Turaev Boris (1868–1920) – orientalist: specialist in Egyptology, Assyriology, Ethiopic, and Semitic studies, founder of the national school of historians of the Ancient East.

He was born in the town of Novogrudok, learnt at the First gymnasium in Vilno. After graduation from the Historical and Philological Faculty of the St. Petersburg University he was invited to prepare himself for Professor position and sent to Germany for additional education (1891-1893). There he visited classes of O. E. Lemm, A. Ermann, G. Maspero, E, Schrader, and G. Winkler.

In 1896, he got a position of Assistant Docent at the St. Petersburg University; in 1898, he defended his Master thesis in the World History ‘God Tot: An Attempt of Research in the History of Ancient Egyptian Culture’. In 1902, he defended his Doctor thesis ‘Research in the Field of Hagiological Sources on the History of Ethiopia’.

In 1904, he became Assistant Professor, and in 1911 – Full Professor of the St. Petersburg University. In 1919, he headed the newly organized Chair of Egyptology. On June 7, 1920, he was elected as Chairman of the Society for Studying Ancient Cultures.

Since 1912, he was Curator of the collection of Egyptian objects of V. S. Golenishchev, kept in the Museum of Fine Arts in Moscow.

In 1913, he was elected for Correspondent Member of the Ac. of Sc.; in 1918 – for Academician. In 1917-1918, he was a member of the Pre-Council Meeting, and the All-Russian Council of Russian Orthodox Church. State Councilor (1909).

He was known, first of all, as the author of the first Russian educative course in the history of the Ancient east (1896-1920). He based the course at the sources, which he read in original version, and regularly renewed it – using new sources and reconsidering problems.
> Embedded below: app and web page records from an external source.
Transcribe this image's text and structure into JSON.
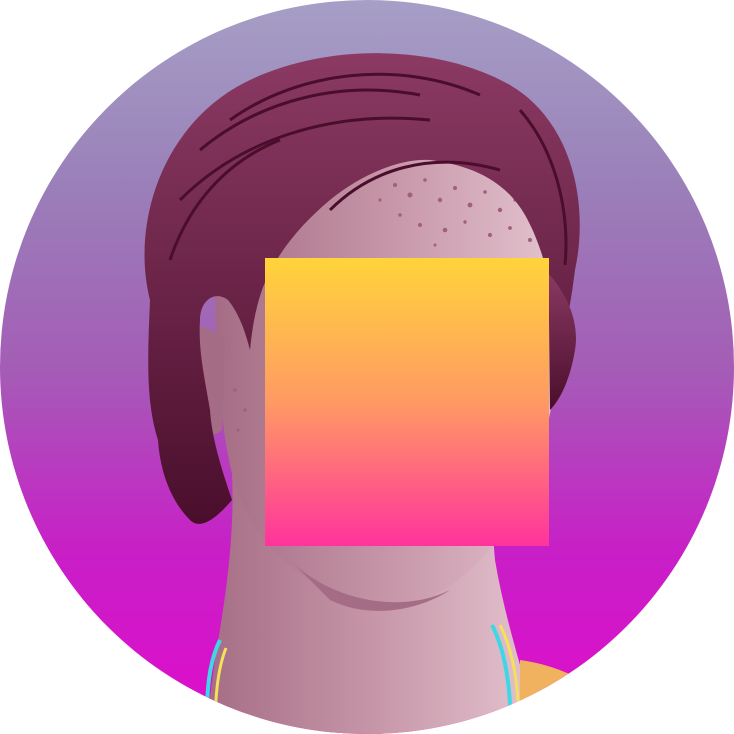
{
  "avatar": {
    "background_gradient": [
      "#a69fc6",
      "#9a80b9",
      "#a45db6",
      "#c81fc7",
      "#e00ccc"
    ],
    "tone": {
      "hair": "#6e1f45",
      "hair_dark": "#4a0e2c",
      "hair_light": "#8b3a63",
      "skin": "#c99aab",
      "skin_shadow": "#a56d85",
      "skin_light": "#e4c3cf",
      "freckle": "#a25f7a"
    },
    "necklace_colors": [
      "#3fd7e6",
      "#f4e15a"
    ],
    "shoulder_color": "#f0b25e"
  },
  "overlay": {
    "gradient_top": "#ffd43a",
    "gradient_mid": "#ff9a63",
    "gradient_bottom": "#ff339d",
    "icon": "censor-square"
  }
}
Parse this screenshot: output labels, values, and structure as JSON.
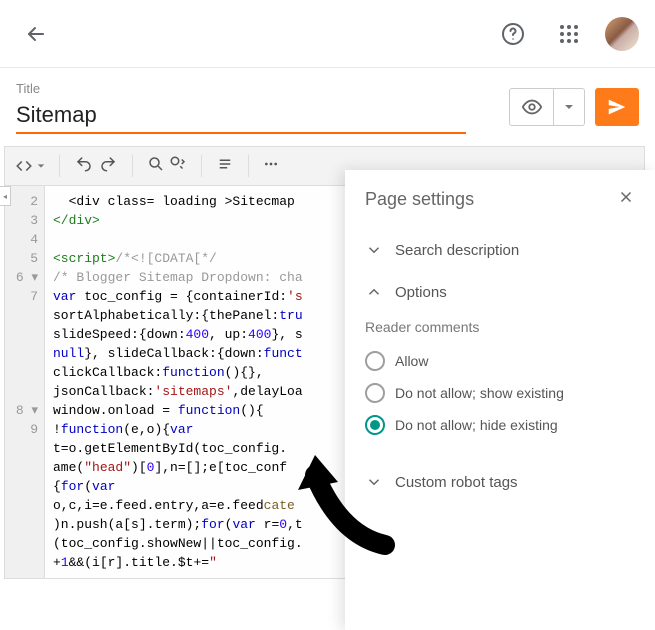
{
  "header": {
    "help_icon": "help",
    "apps_icon": "apps"
  },
  "title": {
    "label": "Title",
    "value": "Sitemap"
  },
  "panel": {
    "heading": "Page settings",
    "search_desc": "Search description",
    "options": "Options",
    "reader_comments_label": "Reader comments",
    "radio_allow": "Allow",
    "radio_noshow": "Do not allow; show existing",
    "radio_nohide": "Do not allow; hide existing",
    "custom_robot": "Custom robot tags"
  },
  "gutter": [
    "2",
    "3",
    "4",
    "5",
    "6 ▾",
    "7",
    "",
    "",
    "",
    "",
    "",
    "8 ▾",
    "9",
    "",
    "",
    "",
    "",
    "",
    "",
    ""
  ],
  "code_lines": [
    {
      "html": "  &lt;div class= loading &gt;Sitecmap"
    },
    {
      "html": "<span class='t-tag'>&lt;/div&gt;</span>"
    },
    {
      "html": ""
    },
    {
      "html": "<span class='t-tag'>&lt;script&gt;</span><span class='t-com'>/*&lt;![CDATA[*/</span>"
    },
    {
      "html": "<span class='t-com'>/* Blogger Sitemap Dropdown: cha</span>"
    },
    {
      "html": "<span class='t-kw'>var</span> toc_config = {containerId:<span class='t-str'>'s</span>"
    },
    {
      "html": "sortAlphabetically:{thePanel:<span class='t-kw'>tru</span>"
    },
    {
      "html": "slideSpeed:{down:<span class='t-num'>400</span>, up:<span class='t-num'>400</span>}, s"
    },
    {
      "html": "<span class='t-kw'>null</span>}, slideCallback:{down:<span class='t-kw'>funct</span>"
    },
    {
      "html": "clickCallback:<span class='t-kw'>function</span>(){},"
    },
    {
      "html": "jsonCallback:<span class='t-str'>'sitemaps'</span>,delayLoa"
    },
    {
      "html": "window.onload = <span class='t-kw'>function</span>(){"
    },
    {
      "html": "!<span class='t-kw'>function</span>(e,o){<span class='t-kw'>var</span>"
    },
    {
      "html": "t=o.getElementById(toc_config."
    },
    {
      "html": "ame(<span class='t-str'>\"head\"</span>)[<span class='t-num'>0</span>],n=[];e[toc_conf"
    },
    {
      "html": "{<span class='t-kw'>for</span>(<span class='t-kw'>var</span>"
    },
    {
      "html": "o,c,i=e.feed.entry,a=e.feed<span class='t-prop'>cate</span>"
    },
    {
      "html": ")n.push(a[s].term);<span class='t-kw'>for</span>(<span class='t-kw'>var</span> r=<span class='t-num'>0</span>,t"
    },
    {
      "html": "(toc_config.showNew||toc_config."
    },
    {
      "html": "+<span class='t-num'>1</span>&amp;&amp;(i[r].title.$t+=<span class='t-str'>\"</span>"
    }
  ]
}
As a result, he covered an enormous territory from Egypt and Nubia in Africa up to the borders of Iran and India in the east.

IN the sphere of methodology, T. is known with his critic of Panbabylonism. Not less skeptical was he to the attempts of E. Meier to ascribe social-economical formations to the history of the Ancient East. In Egyptology T. is known as translator of religious texts and publisher of monuments of Russian collections of Egyptian artifacts. He shown himself as a keen historian of Ethiopian hagiography and Abyssinian political history, translator of liturgical books. His only research work in the field of Assyriology included a description of two economic tablets from the collection of the Ecclesiastic-Archeological Museum of the Ecclesiastic Mission in Kiev. He made a serious input into the studying of Phoenician literature. Books and translations of ancient oriental monuments by T. laid a foundation for Russian research vocabulary; he built principles of the translation style in the field of the Ancient East.

In spite of his sincere faith and active participation in the ecclesiastic life, in his studies T. kept ideas of evolutionism. In his Master thesis he criticized his predecessors, who tried to perform Egyptian culture as something lack of dynamics, and to analyze early religious conceptions through the much later testimonies of classical authors. He made an attempt to ‘trace back – on the base of available material – the historical evolution of Ancient Egyptian conceptions of god, who incarnated their culture, whose name was directly connected with the idea of truth and wisdom, and who – even in an alien outlook – survived the civilization, which had shaped him, for the sake of a broader role, and who is still reminding about it in literatures of younger nations’.

He strongly denied euhemerism which explained that Tot-Hermes was deified cultural person. Against it, T. used a vast specter of written and visual sources, structuring them in chronological order – from the name of god to mythology and cult, coming to Phoenician and Greek reinterpretations of the mythology of Tot in their literature. Later the same methods were used by almost all Russian researchers in their studies of myths and cults of the Ancient World.

His Doctor thesis was written under the strong influence of the work by V. O. Kliuchevsky on the Lives of Russian Saints. In it T. set a task to study Lives of Saint ‘in the

chronological order of the Abyssinian history, including both long versions, and short notes from Synaxarium, but excluding all texts of Abyssinian ecclesiastic poetry’. Hagiographic sources gave T. a chance to consider Ethiopian tales about saints as a complicated mixture of magic conceptions, liturgical canons, and literary tradition. Lives of Saints became for him a precious source of information on the political history of Ethiopia, and on the history of local system of education.

In his late works T. separated political conceptions of the deep antiquity from the prophetic movement of the Biblical epoch, although he did not deny a prototype of Israeli monotheism in the Egyptian Sun cult.

In general, his chronological approach to phenomena of religion, and his critical vies on any apologetic and anachronistic assertions on the culture were of great importance for the development of religious studies in Russia and in the U.S.S.R.